Back towards the beginning of May, a friend I CrossFit with, knowing I’m in the process of launching my own personal training business, asked if she could tell me about the clean eating program that got her on the road to health and feeling better, something I may be able to share with clients. I have to say, even with my nursing background, when it comes to nutrition and how to guide someone into making the best decisions for weight loss, I just feel overwhelmed. Anyone else feel like that? There’s so much seemingly contradictory information out there. And here’s the thing: nutrition is THE most important part of weight loss. Exercise all you want, but you can’t out exercise a bad diet.
On top of that, I found myself stuck in a bit of a food rut. Terrified of gaining weight again, I’d basically been eating the same foods I’d eaten during my weight loss process. But having gained a few pounds in the last 6 months, I found that even following that routine, my weight wasn’t budging.
So I said, “Sure. I’d love to learn about that.”
Now, my friend is an Arbonne consultant and the program recommends using Arbonne supplements. But before you tune me out, let me just say, regardless of your feelings about Arbonne, supplementation, and the like, what I learned about clean eating was worth the money for the starter kit. And no, this is not a post about Arbonne. I just want to tell you about my adventure into clean eating.
So the challenge consists of 30 days of no sugar, no dairy, no peanuts, no wheat, gluten or soy. And the only fruit I was supposed to eat was green apples and berries. Yeah. When I looked at that, I asked myself the same question I heard from a gazillion people who heard what I was doing: “What do you eat?”

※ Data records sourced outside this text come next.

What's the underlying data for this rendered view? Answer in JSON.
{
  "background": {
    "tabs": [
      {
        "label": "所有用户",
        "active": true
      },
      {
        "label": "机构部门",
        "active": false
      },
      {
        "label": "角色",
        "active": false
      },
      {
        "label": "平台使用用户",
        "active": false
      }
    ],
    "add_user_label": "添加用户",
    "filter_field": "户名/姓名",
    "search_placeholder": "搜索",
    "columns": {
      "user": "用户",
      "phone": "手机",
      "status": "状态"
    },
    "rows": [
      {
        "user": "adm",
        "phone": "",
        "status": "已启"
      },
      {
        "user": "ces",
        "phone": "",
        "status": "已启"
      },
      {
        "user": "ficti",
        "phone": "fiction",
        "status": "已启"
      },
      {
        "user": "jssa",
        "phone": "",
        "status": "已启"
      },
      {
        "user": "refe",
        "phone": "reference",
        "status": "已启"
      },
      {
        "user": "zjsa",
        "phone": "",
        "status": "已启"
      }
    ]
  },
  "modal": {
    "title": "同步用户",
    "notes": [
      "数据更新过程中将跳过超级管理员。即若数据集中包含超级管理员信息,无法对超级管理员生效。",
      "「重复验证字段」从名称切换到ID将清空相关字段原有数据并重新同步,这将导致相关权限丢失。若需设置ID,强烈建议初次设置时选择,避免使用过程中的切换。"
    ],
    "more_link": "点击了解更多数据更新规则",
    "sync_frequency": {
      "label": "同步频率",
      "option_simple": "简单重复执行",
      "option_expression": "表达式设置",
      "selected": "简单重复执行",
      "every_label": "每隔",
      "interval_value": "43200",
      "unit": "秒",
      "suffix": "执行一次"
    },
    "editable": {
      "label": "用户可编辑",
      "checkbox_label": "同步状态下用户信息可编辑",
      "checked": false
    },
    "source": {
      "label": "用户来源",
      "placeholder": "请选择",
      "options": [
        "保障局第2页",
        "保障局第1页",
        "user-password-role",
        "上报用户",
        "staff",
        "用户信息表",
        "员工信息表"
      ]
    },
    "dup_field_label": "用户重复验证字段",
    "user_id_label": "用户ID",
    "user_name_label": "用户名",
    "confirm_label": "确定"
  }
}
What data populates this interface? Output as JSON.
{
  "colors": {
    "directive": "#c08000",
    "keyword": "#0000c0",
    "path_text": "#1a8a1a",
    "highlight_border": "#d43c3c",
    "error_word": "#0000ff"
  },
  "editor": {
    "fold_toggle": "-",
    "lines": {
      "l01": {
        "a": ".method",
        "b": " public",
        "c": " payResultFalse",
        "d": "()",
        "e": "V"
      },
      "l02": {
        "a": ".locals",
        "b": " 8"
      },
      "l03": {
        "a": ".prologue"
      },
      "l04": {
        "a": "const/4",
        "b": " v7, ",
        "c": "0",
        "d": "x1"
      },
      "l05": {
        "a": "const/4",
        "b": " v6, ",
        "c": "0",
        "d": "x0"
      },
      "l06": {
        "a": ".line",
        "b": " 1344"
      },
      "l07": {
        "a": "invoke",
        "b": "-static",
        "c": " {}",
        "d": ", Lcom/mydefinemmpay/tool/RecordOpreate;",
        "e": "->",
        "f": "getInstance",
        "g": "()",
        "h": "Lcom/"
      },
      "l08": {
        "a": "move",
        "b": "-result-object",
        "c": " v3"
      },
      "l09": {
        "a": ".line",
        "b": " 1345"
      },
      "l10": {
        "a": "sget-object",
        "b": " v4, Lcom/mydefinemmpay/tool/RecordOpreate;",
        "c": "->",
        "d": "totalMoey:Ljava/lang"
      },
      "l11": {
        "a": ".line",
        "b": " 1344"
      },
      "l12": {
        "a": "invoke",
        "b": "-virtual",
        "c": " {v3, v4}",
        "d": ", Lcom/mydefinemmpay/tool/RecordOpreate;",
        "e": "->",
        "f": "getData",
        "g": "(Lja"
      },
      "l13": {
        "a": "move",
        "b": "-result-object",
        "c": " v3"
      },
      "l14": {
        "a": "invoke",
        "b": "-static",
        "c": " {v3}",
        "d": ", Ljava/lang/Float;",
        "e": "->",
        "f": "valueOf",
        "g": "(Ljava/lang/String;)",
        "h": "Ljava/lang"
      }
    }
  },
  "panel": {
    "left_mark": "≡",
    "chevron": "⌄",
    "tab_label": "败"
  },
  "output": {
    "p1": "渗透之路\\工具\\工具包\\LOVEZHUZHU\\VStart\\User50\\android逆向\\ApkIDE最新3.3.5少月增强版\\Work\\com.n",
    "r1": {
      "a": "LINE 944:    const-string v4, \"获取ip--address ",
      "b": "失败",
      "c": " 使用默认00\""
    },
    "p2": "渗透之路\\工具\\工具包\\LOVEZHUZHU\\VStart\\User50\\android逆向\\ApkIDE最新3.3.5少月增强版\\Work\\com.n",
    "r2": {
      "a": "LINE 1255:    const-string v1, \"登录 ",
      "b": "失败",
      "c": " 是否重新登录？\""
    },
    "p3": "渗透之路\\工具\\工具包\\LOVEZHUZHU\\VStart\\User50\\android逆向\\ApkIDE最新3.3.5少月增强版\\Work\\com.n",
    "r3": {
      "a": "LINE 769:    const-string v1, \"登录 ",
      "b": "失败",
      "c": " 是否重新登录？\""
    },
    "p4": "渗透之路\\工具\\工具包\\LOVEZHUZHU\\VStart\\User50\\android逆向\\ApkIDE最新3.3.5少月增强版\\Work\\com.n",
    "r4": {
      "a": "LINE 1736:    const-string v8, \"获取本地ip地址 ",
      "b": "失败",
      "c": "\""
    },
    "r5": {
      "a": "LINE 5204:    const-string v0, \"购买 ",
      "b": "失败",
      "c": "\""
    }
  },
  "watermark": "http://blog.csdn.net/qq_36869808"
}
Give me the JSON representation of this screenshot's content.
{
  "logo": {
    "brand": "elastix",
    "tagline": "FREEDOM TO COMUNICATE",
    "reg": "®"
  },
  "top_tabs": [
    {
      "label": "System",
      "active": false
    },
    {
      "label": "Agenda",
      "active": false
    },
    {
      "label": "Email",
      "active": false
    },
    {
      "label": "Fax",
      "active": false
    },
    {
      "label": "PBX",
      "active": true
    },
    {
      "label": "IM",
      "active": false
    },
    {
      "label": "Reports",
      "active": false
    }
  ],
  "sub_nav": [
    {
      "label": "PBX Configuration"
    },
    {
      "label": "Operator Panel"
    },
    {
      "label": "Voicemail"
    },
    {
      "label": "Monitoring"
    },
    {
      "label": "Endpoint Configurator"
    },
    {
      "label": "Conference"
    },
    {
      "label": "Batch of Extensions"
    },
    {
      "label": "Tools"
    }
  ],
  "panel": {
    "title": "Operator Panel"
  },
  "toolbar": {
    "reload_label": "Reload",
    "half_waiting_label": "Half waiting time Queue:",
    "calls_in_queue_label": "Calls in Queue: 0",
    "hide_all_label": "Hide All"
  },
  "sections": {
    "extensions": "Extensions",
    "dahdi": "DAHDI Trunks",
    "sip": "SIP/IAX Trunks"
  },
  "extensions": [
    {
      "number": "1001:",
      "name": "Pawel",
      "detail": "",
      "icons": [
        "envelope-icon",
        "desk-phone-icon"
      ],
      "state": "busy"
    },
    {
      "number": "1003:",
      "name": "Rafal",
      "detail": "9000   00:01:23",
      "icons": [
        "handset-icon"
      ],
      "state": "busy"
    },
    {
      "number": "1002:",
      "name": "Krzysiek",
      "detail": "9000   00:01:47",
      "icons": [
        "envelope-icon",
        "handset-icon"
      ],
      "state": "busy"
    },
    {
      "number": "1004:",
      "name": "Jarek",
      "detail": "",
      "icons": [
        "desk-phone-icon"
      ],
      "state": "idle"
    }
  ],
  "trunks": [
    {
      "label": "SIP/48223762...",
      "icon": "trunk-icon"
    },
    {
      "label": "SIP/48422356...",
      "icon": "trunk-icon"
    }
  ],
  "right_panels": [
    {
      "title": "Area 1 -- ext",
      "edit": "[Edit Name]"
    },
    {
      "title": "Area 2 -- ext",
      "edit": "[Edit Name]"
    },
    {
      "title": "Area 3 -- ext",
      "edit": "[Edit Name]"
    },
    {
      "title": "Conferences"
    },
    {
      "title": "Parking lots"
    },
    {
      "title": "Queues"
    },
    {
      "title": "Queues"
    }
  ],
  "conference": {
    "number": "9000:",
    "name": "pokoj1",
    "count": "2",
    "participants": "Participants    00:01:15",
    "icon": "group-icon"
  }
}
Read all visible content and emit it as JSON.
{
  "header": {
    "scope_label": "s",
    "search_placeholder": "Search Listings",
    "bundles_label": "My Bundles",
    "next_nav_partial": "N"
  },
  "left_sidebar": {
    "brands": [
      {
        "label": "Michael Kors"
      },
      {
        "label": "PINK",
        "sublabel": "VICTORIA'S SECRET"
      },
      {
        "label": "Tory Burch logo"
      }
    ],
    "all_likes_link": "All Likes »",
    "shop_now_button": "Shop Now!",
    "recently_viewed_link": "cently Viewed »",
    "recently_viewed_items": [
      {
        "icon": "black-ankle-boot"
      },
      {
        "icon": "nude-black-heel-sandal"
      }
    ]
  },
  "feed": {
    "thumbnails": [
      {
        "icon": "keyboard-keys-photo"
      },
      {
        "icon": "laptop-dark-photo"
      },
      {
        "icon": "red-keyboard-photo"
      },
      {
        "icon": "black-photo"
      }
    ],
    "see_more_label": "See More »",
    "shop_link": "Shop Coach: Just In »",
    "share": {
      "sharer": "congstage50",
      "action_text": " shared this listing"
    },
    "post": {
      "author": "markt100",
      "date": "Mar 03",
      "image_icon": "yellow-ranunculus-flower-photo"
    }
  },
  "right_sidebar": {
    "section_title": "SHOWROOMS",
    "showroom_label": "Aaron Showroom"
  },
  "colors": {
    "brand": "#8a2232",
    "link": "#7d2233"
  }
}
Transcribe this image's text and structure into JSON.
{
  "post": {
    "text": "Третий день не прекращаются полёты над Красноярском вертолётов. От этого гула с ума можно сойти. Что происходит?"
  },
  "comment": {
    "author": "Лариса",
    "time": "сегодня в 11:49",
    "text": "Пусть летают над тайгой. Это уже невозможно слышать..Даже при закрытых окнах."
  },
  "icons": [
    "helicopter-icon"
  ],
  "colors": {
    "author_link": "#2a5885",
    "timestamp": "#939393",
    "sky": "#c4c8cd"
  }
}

I mean seriously, what was I going to eat? I usually had yogurt and peanut butter every day. Seriously, every day. And I often ate whole wheat tortillas and bananas. Would I be able to run without a banana to fuel me? And no chocolate covered almonds? I could almost feel myself twitching at the thought. But I was also intrigued. Could one eat tasty food that eliminated so many products?
In a word, YES! If you think about it, really all the program did was eliminate highly processed foods. The basis of clean eating is eating foods that are as close to the way God created them as possible–cage free eggs, grass-fed beef, organic fruits and vegetables, brown rice, nuts (aside from peanuts). It emphasizes the quality of the food.
And the idea behind eliminating certain foods is to help identify how your body reacts to them. The program is commonly referred to as a “detox”. Now, I tend to think that if your liver and kidneys are in good working order, the body naturally detoxifies itself, but I was intrigued by the idea that some of these highly processed foods may be affecting me without my knowledge. I wondered what would happen if I eliminated them.
Thankfully, the program provided recipes. So I would pick one or two dishes to make for the week, buy the groceries for those meals, and choose one day to meal prep (which usually took about 1 hour). These are some of the things I ate:
And these are just SOME of my meals! I learned about cooking with fresh herbs, combining spices to make the most delicious flavorings for salmon and chicken, the wonder of fresh lemons and limes. I discovered a whole new way of cooking!
But the bottom line, as I’m sure you’re dying to know, did I lose weight?
Let me tell you what the challenge did for me:
- I lost 4.4 pounds. It doesn’t sound like much, but at my size losing anything over about a half pound per week is a LOT of weight. And I lost a little over a pound a week without trying. I ate good food, and I ate when I was hungry and until I was full.
- I lost an inch around my waist at my bellybutton, 4 inches (I know! Couldn’t believe it!) around my lower belly where that stubborn fat roll just wouldn’t budge, and an inch off my hips.
- I went from having nearly daily headaches requiring some kind of pain aid to 2 headaches in the entire 4 weeks.
- I lost that sluggish feeling that I thought was just normal for a night shift worker. I still feel tired frequently because my sleep schedule is totally out of whack, but even when I’m tired I don’t have that brain fog going on. Anyone know what I mean? And I’m finding I have more energy overnight at work.
- Nearly all my sugar cravings are gone. I thought I would have a hard time with giving up sugar, but I felt so satisfied with the food I was eating, I didn’t really miss it. A couple of times I had a rather strong chocolate craving, but I felt way more in control and was able to resist the temptation.
So now the challenge is over, and I have to decide what to do. Will I incorporate those eliminated foods back in or not? There’s a part of me that doesn’t want to because I feel amazing, but I also want to be able to eat with my friends and not stress out about what I’m eating. I think I’ll probably wind up doing what most people do after the challenge–follow clean eating habits at least 80% of the time.
I’m excited to continue to incorporate this new way of eating/cooking into my life! I’m experimenting with baking with almond and coconut flour, and I can’t wait to try arrowroot. I’m also anxious to pull out my favorite recipes and see how I can “clean” them up. Eating has become an adventure, and I’m loving the ride!
Talk to me:
What makes eating healthy hard for you?
What are you eating these days?
What’s your thought on clean eating?